• **PROBLEM STATEMENT**: Return exactly the lines that run from the one containing "Decode this image" to the end of the entries, with both ends included.
=== Begin Enclosure ===
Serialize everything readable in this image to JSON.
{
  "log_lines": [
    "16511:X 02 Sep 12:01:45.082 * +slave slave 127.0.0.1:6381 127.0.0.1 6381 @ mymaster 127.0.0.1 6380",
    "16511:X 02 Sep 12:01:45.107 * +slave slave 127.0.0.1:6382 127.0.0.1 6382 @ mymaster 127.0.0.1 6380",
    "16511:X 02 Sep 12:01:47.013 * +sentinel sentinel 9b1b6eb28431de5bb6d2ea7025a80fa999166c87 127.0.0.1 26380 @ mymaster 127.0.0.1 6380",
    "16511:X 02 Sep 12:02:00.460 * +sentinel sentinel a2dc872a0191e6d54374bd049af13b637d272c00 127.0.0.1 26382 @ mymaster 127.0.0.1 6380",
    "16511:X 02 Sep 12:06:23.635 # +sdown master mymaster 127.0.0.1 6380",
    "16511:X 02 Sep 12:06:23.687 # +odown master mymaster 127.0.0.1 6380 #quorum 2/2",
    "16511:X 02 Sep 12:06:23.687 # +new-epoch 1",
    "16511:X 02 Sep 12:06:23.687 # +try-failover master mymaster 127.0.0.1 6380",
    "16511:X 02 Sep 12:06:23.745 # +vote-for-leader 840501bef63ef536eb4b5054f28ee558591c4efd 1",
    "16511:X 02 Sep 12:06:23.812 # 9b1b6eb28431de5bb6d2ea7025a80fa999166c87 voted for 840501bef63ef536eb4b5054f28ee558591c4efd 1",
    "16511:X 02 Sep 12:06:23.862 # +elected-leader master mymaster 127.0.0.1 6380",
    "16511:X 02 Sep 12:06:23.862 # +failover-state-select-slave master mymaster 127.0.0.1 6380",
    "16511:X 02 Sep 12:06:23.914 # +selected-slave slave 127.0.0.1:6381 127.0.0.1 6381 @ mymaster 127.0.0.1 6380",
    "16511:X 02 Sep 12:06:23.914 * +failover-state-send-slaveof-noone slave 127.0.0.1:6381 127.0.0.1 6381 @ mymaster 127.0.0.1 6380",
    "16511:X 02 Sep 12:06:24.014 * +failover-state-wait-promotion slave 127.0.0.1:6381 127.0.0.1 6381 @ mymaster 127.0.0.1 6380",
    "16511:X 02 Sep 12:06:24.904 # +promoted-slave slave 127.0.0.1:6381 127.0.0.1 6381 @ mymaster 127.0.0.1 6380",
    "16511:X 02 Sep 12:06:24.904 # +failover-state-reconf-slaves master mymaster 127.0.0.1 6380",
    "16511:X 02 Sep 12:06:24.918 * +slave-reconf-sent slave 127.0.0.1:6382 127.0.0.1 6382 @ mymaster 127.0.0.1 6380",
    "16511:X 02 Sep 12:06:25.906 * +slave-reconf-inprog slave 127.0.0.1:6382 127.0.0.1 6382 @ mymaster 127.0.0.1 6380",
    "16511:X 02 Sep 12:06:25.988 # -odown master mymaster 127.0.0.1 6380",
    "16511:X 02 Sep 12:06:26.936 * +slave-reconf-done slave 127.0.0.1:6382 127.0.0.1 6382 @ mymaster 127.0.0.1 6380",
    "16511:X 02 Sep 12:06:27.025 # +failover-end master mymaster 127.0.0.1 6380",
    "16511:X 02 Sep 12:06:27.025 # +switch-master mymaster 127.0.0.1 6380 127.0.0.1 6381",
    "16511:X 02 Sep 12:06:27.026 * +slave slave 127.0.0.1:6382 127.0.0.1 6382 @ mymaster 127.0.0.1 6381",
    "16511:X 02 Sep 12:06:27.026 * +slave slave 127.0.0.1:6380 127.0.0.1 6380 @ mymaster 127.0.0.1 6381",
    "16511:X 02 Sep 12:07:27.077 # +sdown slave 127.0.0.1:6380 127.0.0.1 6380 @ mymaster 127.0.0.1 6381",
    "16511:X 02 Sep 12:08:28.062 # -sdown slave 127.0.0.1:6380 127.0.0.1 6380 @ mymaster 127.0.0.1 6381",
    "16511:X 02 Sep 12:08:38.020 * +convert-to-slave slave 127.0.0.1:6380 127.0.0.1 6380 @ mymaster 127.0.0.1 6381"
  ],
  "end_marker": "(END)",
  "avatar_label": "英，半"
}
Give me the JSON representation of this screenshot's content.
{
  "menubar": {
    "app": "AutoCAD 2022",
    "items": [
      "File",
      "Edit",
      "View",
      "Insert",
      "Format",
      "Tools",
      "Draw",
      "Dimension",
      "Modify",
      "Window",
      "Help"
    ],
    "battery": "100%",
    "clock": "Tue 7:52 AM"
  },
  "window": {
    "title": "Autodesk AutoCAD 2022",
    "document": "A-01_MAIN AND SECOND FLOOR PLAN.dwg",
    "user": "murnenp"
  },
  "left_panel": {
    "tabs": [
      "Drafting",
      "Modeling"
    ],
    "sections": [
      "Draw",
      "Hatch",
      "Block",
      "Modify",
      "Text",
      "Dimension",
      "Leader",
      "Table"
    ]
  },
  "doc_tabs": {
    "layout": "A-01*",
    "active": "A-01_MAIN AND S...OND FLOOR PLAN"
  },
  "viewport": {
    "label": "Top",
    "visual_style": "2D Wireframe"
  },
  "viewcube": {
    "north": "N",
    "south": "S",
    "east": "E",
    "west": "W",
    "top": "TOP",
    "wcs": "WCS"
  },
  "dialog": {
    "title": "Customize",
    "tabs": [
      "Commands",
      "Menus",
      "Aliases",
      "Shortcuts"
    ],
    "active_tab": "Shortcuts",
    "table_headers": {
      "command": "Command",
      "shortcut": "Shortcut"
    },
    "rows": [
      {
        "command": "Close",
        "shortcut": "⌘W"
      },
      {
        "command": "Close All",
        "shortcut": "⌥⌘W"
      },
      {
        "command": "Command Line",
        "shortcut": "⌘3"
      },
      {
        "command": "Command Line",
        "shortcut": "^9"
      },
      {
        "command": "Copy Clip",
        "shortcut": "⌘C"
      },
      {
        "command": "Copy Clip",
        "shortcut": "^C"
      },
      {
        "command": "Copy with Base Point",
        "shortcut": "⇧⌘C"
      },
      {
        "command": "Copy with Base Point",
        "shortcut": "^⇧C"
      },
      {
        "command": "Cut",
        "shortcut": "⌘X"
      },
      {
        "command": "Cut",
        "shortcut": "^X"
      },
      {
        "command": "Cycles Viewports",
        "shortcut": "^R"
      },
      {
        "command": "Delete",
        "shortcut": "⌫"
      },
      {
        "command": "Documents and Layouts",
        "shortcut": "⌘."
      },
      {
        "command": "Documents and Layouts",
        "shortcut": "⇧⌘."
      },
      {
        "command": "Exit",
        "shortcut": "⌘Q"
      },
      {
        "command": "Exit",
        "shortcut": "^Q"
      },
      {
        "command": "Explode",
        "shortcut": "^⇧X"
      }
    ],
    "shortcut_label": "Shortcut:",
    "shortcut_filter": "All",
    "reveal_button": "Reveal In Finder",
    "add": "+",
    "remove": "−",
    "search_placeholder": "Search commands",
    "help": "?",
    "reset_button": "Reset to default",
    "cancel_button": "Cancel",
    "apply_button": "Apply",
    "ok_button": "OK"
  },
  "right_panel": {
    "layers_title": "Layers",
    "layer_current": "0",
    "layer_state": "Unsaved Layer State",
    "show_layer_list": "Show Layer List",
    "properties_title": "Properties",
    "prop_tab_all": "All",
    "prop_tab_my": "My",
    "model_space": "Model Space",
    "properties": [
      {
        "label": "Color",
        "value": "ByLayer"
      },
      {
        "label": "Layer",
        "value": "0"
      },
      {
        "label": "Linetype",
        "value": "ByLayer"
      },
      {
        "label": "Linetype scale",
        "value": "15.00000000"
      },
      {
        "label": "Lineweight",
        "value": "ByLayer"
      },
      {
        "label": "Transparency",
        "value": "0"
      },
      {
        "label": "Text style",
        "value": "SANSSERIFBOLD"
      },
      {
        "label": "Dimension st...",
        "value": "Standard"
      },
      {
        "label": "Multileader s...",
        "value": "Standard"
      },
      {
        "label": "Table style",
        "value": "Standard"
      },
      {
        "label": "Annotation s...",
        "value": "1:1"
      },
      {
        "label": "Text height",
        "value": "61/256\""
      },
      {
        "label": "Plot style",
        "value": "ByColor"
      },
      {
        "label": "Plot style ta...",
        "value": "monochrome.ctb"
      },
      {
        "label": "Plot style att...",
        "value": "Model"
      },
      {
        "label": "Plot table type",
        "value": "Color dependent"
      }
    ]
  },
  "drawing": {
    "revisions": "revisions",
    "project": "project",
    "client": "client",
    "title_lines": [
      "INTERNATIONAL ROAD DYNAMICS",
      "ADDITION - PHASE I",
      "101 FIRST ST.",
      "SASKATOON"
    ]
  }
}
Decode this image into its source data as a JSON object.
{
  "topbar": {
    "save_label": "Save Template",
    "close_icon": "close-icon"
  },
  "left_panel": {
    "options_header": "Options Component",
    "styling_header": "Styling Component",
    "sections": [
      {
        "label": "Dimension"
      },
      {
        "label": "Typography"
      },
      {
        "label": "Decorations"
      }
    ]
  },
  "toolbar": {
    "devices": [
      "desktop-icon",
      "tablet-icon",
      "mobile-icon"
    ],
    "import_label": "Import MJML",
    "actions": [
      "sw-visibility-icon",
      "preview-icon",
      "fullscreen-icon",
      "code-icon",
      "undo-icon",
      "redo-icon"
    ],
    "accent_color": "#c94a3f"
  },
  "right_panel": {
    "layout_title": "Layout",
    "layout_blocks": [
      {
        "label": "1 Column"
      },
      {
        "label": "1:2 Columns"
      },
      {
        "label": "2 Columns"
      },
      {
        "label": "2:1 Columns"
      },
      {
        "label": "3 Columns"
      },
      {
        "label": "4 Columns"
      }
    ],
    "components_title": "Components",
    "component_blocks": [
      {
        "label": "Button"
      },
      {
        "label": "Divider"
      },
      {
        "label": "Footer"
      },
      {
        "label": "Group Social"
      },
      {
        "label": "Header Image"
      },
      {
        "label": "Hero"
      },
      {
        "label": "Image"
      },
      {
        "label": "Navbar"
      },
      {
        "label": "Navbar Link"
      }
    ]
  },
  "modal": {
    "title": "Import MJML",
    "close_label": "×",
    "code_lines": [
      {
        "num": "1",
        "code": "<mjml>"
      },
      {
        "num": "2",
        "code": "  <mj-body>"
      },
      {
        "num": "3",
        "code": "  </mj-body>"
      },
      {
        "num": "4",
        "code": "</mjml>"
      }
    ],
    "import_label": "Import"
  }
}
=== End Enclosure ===
• **RESULT FOR THIS EXERCISE**:
Decode this image into its source data as a JSON object.
{
  "topbar": {
    "save_label": "Save Template",
    "close_icon": "close-icon"
  },
  "left_panel": {
    "options_header": "Options Component",
    "styling_header": "Styling Component",
    "sections": [
      {
        "label": "Dimension"
      },
      {
        "label": "Typography"
      },
      {
        "label": "Decorations"
      }
    ]
  },
  "toolbar": {
    "devices": [
      "desktop-icon",
      "tablet-icon",
      "mobile-icon"
    ],
    "import_label": "Import MJML",
    "actions": [
      "sw-visibility-icon",
      "preview-icon",
      "fullscreen-icon",
      "code-icon",
      "undo-icon",
      "redo-icon"
    ],
    "accent_color": "#c94a3f"
  },
  "right_panel": {
    "layout_title": "Layout",
    "layout_blocks": [
      {
        "label": "1 Column"
      },
      {
        "label": "1:2 Columns"
      },
      {
        "label": "2 Columns"
      },
      {
        "label": "2:1 Columns"
      },
      {
        "label": "3 Columns"
      },
      {
        "label": "4 Columns"
      }
    ],
    "components_title": "Components",
    "component_blocks": [
      {
        "label": "Button"
      },
      {
        "label": "Divider"
      },
      {
        "label": "Footer"
      },
      {
        "label": "Group Social"
      },
      {
        "label": "Header Image"
      },
      {
        "label": "Hero"
      },
      {
        "label": "Image"
      },
      {
        "label": "Navbar"
      },
      {
        "label": "Navbar Link"
      }
    ]
  },
  "modal": {
    "title": "Import MJML",
    "close_label": "×",
    "code_lines": [
      {
        "num": "1",
        "code": "<mjml>"
      },
      {
        "num": "2",
        "code": "  <mj-body>"
      },
      {
        "num": "3",
        "code": "  </mj-body>"
      },
      {
        "num": "4",
        "code": "</mjml>"
      }
    ],
    "import_label": "Import"
  }
}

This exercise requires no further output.